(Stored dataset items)
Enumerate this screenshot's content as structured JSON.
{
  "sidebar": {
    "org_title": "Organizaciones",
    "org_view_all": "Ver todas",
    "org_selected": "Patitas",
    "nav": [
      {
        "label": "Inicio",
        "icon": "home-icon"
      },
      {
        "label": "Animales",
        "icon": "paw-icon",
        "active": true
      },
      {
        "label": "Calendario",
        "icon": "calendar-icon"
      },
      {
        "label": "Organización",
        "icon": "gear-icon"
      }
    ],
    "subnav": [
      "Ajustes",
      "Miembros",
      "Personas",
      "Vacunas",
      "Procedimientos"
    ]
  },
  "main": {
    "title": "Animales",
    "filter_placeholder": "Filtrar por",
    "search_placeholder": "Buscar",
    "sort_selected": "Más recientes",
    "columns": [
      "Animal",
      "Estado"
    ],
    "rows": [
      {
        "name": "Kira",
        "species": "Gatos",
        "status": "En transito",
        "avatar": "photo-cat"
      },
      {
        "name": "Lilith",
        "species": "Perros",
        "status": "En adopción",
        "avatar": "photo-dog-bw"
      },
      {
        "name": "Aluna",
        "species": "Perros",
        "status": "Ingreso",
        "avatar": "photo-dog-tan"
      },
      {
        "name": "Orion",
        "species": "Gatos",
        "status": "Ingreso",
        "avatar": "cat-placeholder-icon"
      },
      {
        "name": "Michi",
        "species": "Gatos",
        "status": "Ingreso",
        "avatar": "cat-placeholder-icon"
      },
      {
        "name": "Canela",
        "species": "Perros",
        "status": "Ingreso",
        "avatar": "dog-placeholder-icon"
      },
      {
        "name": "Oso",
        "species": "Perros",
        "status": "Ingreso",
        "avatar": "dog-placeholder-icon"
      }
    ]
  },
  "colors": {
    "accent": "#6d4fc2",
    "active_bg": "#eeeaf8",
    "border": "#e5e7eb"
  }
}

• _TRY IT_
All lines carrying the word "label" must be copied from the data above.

• _RESPONSE TO THIS EXERCISE_
        "label": "Inicio",
        "label": "Animales",
        "label": "Calendario",
        "label": "Organización",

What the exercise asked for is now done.